Dataset excerpts

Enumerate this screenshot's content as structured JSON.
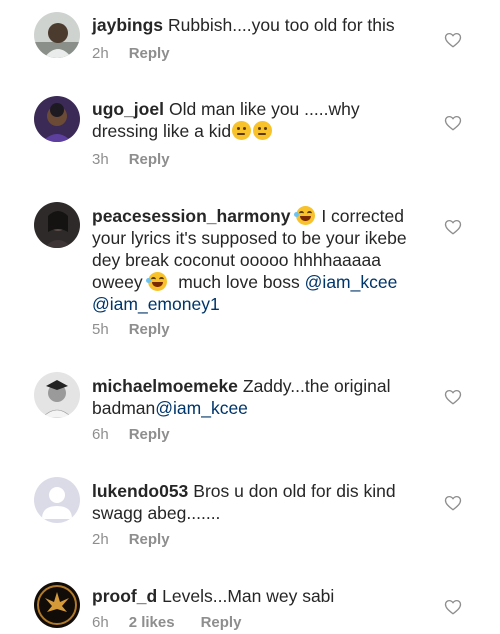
{
  "comments": [
    {
      "username": "jaybings",
      "text": "Rubbish....you too old for this",
      "time": "2h",
      "reply": "Reply"
    },
    {
      "username": "ugo_joel",
      "text": "Old man like you .....why dressing like a kid",
      "emojis": [
        "thinking-face",
        "thinking-face"
      ],
      "time": "3h",
      "reply": "Reply"
    },
    {
      "username": "peacesession_harmony",
      "text_part1": "I corrected your lyrics it's supposed to be your ikebe dey break coconut ooooo  hhhhaaaaa oweey",
      "text_part2": "much love boss",
      "mention1": "@iam_kcee",
      "mention2": "@iam_emoney1",
      "emojis": [
        "laughing-tears-face",
        "laughing-tears-face"
      ],
      "time": "5h",
      "reply": "Reply"
    },
    {
      "username": "michaelmoemeke",
      "text": "Zaddy...the original badman",
      "mention": "@iam_kcee",
      "time": "6h",
      "reply": "Reply"
    },
    {
      "username": "lukendo053",
      "text": "Bros u don old for dis  kind swagg abeg.......",
      "time": "2h",
      "reply": "Reply"
    },
    {
      "username": "proof_d",
      "text": "Levels...Man wey sabi",
      "time": "6h",
      "likes": "2 likes",
      "reply": "Reply"
    }
  ],
  "colors": {
    "text": "#262626",
    "meta": "#8e8e8e",
    "mention": "#003569",
    "heart_stroke": "#8e8e8e"
  }
}
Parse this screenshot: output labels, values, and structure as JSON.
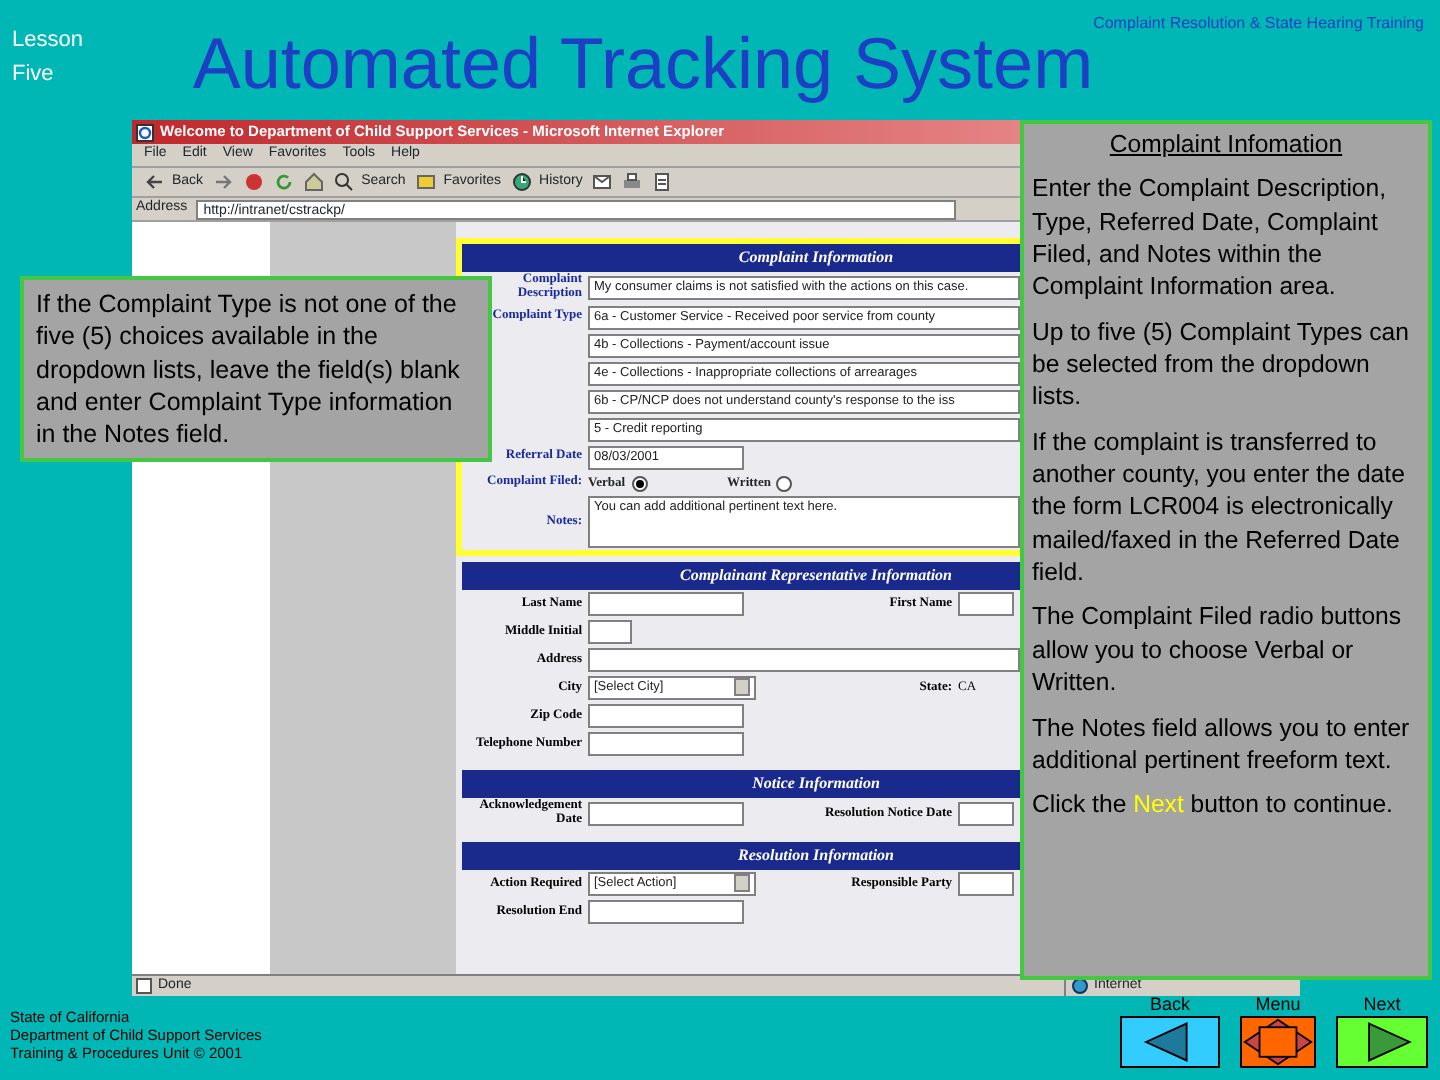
{
  "header": {
    "lesson": "Lesson Five",
    "title": "Automated Tracking System",
    "course": "Complaint Resolution & State Hearing Training"
  },
  "browser": {
    "title": "Welcome to Department of Child Support Services - Microsoft Internet Explorer",
    "menu": [
      "File",
      "Edit",
      "View",
      "Favorites",
      "Tools",
      "Help"
    ],
    "toolbar": [
      {
        "kind": "back",
        "label": "Back"
      },
      {
        "kind": "forward"
      },
      {
        "kind": "stop"
      },
      {
        "kind": "refresh"
      },
      {
        "kind": "home"
      },
      {
        "kind": "search",
        "label": "Search"
      },
      {
        "kind": "favorites",
        "label": "Favorites"
      },
      {
        "kind": "history",
        "label": "History"
      },
      {
        "kind": "mail"
      },
      {
        "kind": "print"
      },
      {
        "kind": "edit"
      }
    ],
    "address_label": "Address",
    "address": "http://intranet/cstrackp/",
    "status": "Done",
    "zone": "Internet"
  },
  "form": [
    {
      "title": "Complaint Information",
      "highlighted": true,
      "rows": [
        {
          "fields": [
            {
              "kind": "text",
              "label": "Complaint Description",
              "value": "My consumer claims is not satisfied with the actions on this case."
            }
          ]
        },
        {
          "fields": [
            {
              "kind": "text",
              "label": "Complaint Type",
              "value": "6a - Customer Service - Received poor service from county"
            }
          ]
        },
        {
          "fields": [
            {
              "kind": "text",
              "value": "4b - Collections - Payment/account issue"
            }
          ]
        },
        {
          "fields": [
            {
              "kind": "text",
              "value": "4e - Collections - Inappropriate collections of arrearages"
            }
          ]
        },
        {
          "fields": [
            {
              "kind": "text",
              "value": "6b - CP/NCP does not understand county's response to the iss"
            }
          ]
        },
        {
          "fields": [
            {
              "kind": "text",
              "value": "5 - Credit reporting"
            }
          ]
        },
        {
          "fields": [
            {
              "kind": "short",
              "label": "Referral Date",
              "value": "08/03/2001"
            }
          ]
        },
        {
          "fields": [
            {
              "kind": "radio",
              "label": "Complaint Filed:",
              "options": [
                {
                  "label": "Verbal",
                  "selected": true
                },
                {
                  "label": "Written",
                  "selected": false
                }
              ]
            }
          ]
        },
        {
          "fields": [
            {
              "kind": "textarea",
              "label": "Notes:",
              "value": "You can add additional pertinent text here."
            }
          ]
        }
      ]
    },
    {
      "title": "Complainant Representative Information",
      "highlighted": false,
      "rows": [
        {
          "fields": [
            {
              "kind": "short",
              "label": "Last Name"
            },
            {
              "kind": "short",
              "label": "First Name"
            }
          ]
        },
        {
          "fields": [
            {
              "kind": "tiny",
              "label": "Middle Initial"
            }
          ]
        },
        {
          "fields": [
            {
              "kind": "text",
              "label": "Address"
            }
          ]
        },
        {
          "fields": [
            {
              "kind": "select",
              "label": "City",
              "value": "[Select City]"
            },
            {
              "kind": "plain",
              "label": "State:",
              "value": "CA"
            }
          ]
        },
        {
          "fields": [
            {
              "kind": "short",
              "label": "Zip Code"
            }
          ]
        },
        {
          "fields": [
            {
              "kind": "short",
              "label": "Telephone Number"
            }
          ]
        }
      ]
    },
    {
      "title": "Notice Information",
      "highlighted": false,
      "rows": [
        {
          "fields": [
            {
              "kind": "short",
              "label": "Acknowledgement Date"
            },
            {
              "kind": "short",
              "label": "Resolution Notice Date"
            }
          ]
        }
      ]
    },
    {
      "title": "Resolution Information",
      "highlighted": false,
      "rows": [
        {
          "fields": [
            {
              "kind": "select",
              "label": "Action Required",
              "value": "[Select Action]"
            },
            {
              "kind": "short",
              "label": "Responsible Party"
            }
          ]
        },
        {
          "fields": [
            {
              "kind": "short",
              "label": "Resolution End"
            }
          ]
        }
      ]
    }
  ],
  "left_note": "If the Complaint Type is not one of the five (5) choices available in the dropdown lists, leave the field(s) blank and enter Complaint Type information in the Notes field.",
  "info_panel": {
    "heading": "Complaint Infomation",
    "paragraphs": [
      {
        "text": "Enter the Complaint Description, Type, Referred Date, Complaint Filed, and Notes within the Complaint Information area."
      },
      {
        "text": "Up to five (5) Complaint Types can be selected from the dropdown lists."
      },
      {
        "text": "If the complaint is transferred to another county, you enter the date the form LCR004 is electronically mailed/faxed in the Referred Date field."
      },
      {
        "text": "The Complaint Filed radio buttons allow you to choose Verbal or Written."
      },
      {
        "text": "The Notes field allows you to enter additional pertinent freeform text."
      },
      {
        "before": "Click the ",
        "highlight": "Next",
        "after": " button to continue."
      }
    ]
  },
  "footer": [
    "State of California",
    "Department of Child Support Services",
    "Training & Procedures Unit  © 2001"
  ],
  "nav": [
    {
      "kind": "back",
      "label": "Back",
      "color": "#33ccff"
    },
    {
      "kind": "menu",
      "label": "Menu",
      "color": "#ff6600"
    },
    {
      "kind": "next",
      "label": "Next",
      "color": "#66ff33"
    }
  ]
}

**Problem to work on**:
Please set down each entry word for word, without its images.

**Solution below**:
Enumerate this screenshot's content as structured JSON.
{
  "comments": [
    {
      "username": "jaybings",
      "text": "Rubbish....you too old for this",
      "time": "2h",
      "reply": "Reply"
    },
    {
      "username": "ugo_joel",
      "text": "Old man like you .....why dressing like a kid",
      "emojis": [
        "thinking-face",
        "thinking-face"
      ],
      "time": "3h",
      "reply": "Reply"
    },
    {
      "username": "peacesession_harmony",
      "text_part1": "I corrected your lyrics it's supposed to be your ikebe dey break coconut ooooo  hhhhaaaaa oweey",
      "text_part2": "much love boss",
      "mention1": "@iam_kcee",
      "mention2": "@iam_emoney1",
      "emojis": [
        "laughing-tears-face",
        "laughing-tears-face"
      ],
      "time": "5h",
      "reply": "Reply"
    },
    {
      "username": "michaelmoemeke",
      "text": "Zaddy...the original badman",
      "mention": "@iam_kcee",
      "time": "6h",
      "reply": "Reply"
    },
    {
      "username": "lukendo053",
      "text": "Bros u don old for dis  kind swagg abeg.......",
      "time": "2h",
      "reply": "Reply"
    },
    {
      "username": "proof_d",
      "text": "Levels...Man wey sabi",
      "time": "6h",
      "likes": "2 likes",
      "reply": "Reply"
    }
  ],
  "colors": {
    "text": "#262626",
    "meta": "#8e8e8e",
    "mention": "#003569",
    "heart_stroke": "#8e8e8e"
  }
}
Parse this screenshot: output labels, values, and structure as JSON.
{
  "header": {
    "lesson": "Lesson Five",
    "title": "Automated Tracking System",
    "course": "Complaint Resolution & State Hearing Training"
  },
  "browser": {
    "title": "Welcome to Department of Child Support Services - Microsoft Internet Explorer",
    "menu": [
      "File",
      "Edit",
      "View",
      "Favorites",
      "Tools",
      "Help"
    ],
    "toolbar": [
      {
        "kind": "back",
        "label": "Back"
      },
      {
        "kind": "forward"
      },
      {
        "kind": "stop"
      },
      {
        "kind": "refresh"
      },
      {
        "kind": "home"
      },
      {
        "kind": "search",
        "label": "Search"
      },
      {
        "kind": "favorites",
        "label": "Favorites"
      },
      {
        "kind": "history",
        "label": "History"
      },
      {
        "kind": "mail"
      },
      {
        "kind": "print"
      },
      {
        "kind": "edit"
      }
    ],
    "address_label": "Address",
    "address": "http://intranet/cstrackp/",
    "status": "Done",
    "zone": "Internet"
  },
  "form": [
    {
      "title": "Complaint Information",
      "highlighted": true,
      "rows": [
        {
          "fields": [
            {
              "kind": "text",
              "label": "Complaint Description",
              "value": "My consumer claims is not satisfied with the actions on this case."
            }
          ]
        },
        {
          "fields": [
            {
              "kind": "text",
              "label": "Complaint Type",
              "value": "6a - Customer Service - Received poor service from county"
            }
          ]
        },
        {
          "fields": [
            {
              "kind": "text",
              "value": "4b - Collections - Payment/account issue"
            }
          ]
        },
        {
          "fields": [
            {
              "kind": "text",
              "value": "4e - Collections - Inappropriate collections of arrearages"
            }
          ]
        },
        {
          "fields": [
            {
              "kind": "text",
              "value": "6b - CP/NCP does not understand county's response to the iss"
            }
          ]
        },
        {
          "fields": [
            {
              "kind": "text",
              "value": "5 - Credit reporting"
            }
          ]
        },
        {
          "fields": [
            {
              "kind": "short",
              "label": "Referral Date",
              "value": "08/03/2001"
            }
          ]
        },
        {
          "fields": [
            {
              "kind": "radio",
              "label": "Complaint Filed:",
              "options": [
                {
                  "label": "Verbal",
                  "selected": true
                },
                {
                  "label": "Written",
                  "selected": false
                }
              ]
            }
          ]
        },
        {
          "fields": [
            {
              "kind": "textarea",
              "label": "Notes:",
              "value": "You can add additional pertinent text here."
            }
          ]
        }
      ]
    },
    {
      "title": "Complainant Representative Information",
      "highlighted": false,
      "rows": [
        {
          "fields": [
            {
              "kind": "short",
              "label": "Last Name"
            },
            {
              "kind": "short",
              "label": "First Name"
            }
          ]
        },
        {
          "fields": [
            {
              "kind": "tiny",
              "label": "Middle Initial"
            }
          ]
        },
        {
          "fields": [
            {
              "kind": "text",
              "label": "Address"
            }
          ]
        },
        {
          "fields": [
            {
              "kind": "select",
              "label": "City",
              "value": "[Select City]"
            },
            {
              "kind": "plain",
              "label": "State:",
              "value": "CA"
            }
          ]
        },
        {
          "fields": [
            {
              "kind": "short",
              "label": "Zip Code"
            }
          ]
        },
        {
          "fields": [
            {
              "kind": "short",
              "label": "Telephone Number"
            }
          ]
        }
      ]
    },
    {
      "title": "Notice Information",
      "highlighted": false,
      "rows": [
        {
          "fields": [
            {
              "kind": "short",
              "label": "Acknowledgement Date"
            },
            {
              "kind": "short",
              "label": "Resolution Notice Date"
            }
          ]
        }
      ]
    },
    {
      "title": "Resolution Information",
      "highlighted": false,
      "rows": [
        {
          "fields": [
            {
              "kind": "select",
              "label": "Action Required",
              "value": "[Select Action]"
            },
            {
              "kind": "short",
              "label": "Responsible Party"
            }
          ]
        },
        {
          "fields": [
            {
              "kind": "short",
              "label": "Resolution End"
            }
          ]
        }
      ]
    }
  ],
  "left_note": "If the Complaint Type is not one of the five (5) choices available in the dropdown lists, leave the field(s) blank and enter Complaint Type information in the Notes field.",
  "info_panel": {
    "heading": "Complaint Infomation",
    "paragraphs": [
      {
        "text": "Enter the Complaint Description, Type, Referred Date, Complaint Filed, and Notes within the Complaint Information area."
      },
      {
        "text": "Up to five (5) Complaint Types can be selected from the dropdown lists."
      },
      {
        "text": "If the complaint is transferred to another county, you enter the date the form LCR004 is electronically mailed/faxed in the Referred Date field."
      },
      {
        "text": "The Complaint Filed radio buttons allow you to choose Verbal or Written."
      },
      {
        "text": "The Notes field allows you to enter additional pertinent freeform text."
      },
      {
        "before": "Click the ",
        "highlight": "Next",
        "after": " button to continue."
      }
    ]
  },
  "footer": [
    "State of California",
    "Department of Child Support Services",
    "Training & Procedures Unit  © 2001"
  ],
  "nav": [
    {
      "kind": "back",
      "label": "Back",
      "color": "#33ccff"
    },
    {
      "kind": "menu",
      "label": "Menu",
      "color": "#ff6600"
    },
    {
      "kind": "next",
      "label": "Next",
      "color": "#66ff33"
    }
  ]
}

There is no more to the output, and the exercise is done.